**EXERCISE BRIEF:**
Search the data below for the word "icon" and copy each line that holds it.

**SUPPLIED DATA:**
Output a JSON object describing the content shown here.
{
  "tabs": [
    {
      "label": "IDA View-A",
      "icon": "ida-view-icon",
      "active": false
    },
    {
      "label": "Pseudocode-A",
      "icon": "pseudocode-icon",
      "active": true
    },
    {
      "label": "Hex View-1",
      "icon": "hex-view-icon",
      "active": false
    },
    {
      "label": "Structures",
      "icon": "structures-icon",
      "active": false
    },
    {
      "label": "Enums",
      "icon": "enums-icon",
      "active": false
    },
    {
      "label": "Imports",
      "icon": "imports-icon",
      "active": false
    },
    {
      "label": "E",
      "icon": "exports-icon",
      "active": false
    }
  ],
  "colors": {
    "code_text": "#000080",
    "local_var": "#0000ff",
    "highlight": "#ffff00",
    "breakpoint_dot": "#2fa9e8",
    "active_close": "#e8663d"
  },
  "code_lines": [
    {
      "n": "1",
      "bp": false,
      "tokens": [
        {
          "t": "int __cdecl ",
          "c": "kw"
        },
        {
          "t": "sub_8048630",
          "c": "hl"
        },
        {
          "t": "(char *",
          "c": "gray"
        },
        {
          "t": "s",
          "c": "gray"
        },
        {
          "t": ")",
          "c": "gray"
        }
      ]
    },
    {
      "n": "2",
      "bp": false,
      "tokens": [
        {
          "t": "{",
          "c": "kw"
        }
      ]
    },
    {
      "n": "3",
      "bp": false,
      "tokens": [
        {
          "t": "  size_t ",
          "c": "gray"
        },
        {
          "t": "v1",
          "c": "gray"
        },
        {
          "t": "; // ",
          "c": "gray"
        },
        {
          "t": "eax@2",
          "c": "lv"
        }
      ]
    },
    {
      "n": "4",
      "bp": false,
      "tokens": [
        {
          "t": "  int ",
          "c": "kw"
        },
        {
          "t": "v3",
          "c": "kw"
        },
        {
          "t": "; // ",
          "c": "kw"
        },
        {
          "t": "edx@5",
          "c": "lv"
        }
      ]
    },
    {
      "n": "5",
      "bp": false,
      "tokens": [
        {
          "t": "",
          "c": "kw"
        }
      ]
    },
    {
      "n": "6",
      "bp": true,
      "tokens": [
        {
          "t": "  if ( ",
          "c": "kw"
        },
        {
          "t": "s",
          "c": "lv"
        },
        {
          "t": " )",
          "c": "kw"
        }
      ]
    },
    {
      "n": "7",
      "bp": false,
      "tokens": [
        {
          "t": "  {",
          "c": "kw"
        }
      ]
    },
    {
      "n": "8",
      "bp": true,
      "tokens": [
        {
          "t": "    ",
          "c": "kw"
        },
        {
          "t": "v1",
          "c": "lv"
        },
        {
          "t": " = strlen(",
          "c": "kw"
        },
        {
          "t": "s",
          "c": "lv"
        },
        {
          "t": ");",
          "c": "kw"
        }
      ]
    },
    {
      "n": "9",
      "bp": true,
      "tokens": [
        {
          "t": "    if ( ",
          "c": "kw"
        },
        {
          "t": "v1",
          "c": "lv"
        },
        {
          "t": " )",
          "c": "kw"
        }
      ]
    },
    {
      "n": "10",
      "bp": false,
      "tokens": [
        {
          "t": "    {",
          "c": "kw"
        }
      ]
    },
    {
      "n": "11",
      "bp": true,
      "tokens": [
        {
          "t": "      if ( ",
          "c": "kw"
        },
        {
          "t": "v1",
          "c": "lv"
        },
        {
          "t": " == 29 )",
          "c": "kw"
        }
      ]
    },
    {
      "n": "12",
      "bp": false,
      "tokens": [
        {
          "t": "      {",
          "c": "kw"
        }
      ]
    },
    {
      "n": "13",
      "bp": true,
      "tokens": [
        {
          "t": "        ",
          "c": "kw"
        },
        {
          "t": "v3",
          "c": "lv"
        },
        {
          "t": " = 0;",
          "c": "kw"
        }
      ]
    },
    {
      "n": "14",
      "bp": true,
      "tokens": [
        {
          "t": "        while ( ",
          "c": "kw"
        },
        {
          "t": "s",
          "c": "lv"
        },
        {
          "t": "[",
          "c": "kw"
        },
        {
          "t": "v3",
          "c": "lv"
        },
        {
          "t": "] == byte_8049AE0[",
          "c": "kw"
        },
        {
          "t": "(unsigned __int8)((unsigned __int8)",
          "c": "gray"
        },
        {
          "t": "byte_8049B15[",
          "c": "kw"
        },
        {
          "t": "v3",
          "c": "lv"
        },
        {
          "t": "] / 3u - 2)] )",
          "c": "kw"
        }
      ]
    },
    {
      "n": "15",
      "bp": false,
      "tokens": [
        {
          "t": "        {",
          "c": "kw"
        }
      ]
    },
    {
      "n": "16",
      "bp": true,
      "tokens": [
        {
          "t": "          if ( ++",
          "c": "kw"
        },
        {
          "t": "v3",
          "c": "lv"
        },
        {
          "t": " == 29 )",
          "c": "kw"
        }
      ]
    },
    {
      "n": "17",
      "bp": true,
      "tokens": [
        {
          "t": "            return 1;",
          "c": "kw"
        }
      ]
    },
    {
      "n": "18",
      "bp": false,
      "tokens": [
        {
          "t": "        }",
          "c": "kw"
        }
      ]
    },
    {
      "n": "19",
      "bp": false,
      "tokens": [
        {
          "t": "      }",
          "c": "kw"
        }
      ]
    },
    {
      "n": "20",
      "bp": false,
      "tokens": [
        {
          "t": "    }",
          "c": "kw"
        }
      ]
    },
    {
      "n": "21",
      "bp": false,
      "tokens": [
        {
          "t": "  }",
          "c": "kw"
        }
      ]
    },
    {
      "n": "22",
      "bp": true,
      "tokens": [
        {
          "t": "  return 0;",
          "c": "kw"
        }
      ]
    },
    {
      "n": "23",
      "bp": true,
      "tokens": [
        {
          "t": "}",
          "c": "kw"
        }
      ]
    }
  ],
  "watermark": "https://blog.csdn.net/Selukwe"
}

**RESPONSE TO THIS EXERCISE:**
      "icon": "ida-view-icon",
      "icon": "pseudocode-icon",
      "icon": "hex-view-icon",
      "icon": "structures-icon",
      "icon": "enums-icon",
      "icon": "imports-icon",
      "icon": "exports-icon",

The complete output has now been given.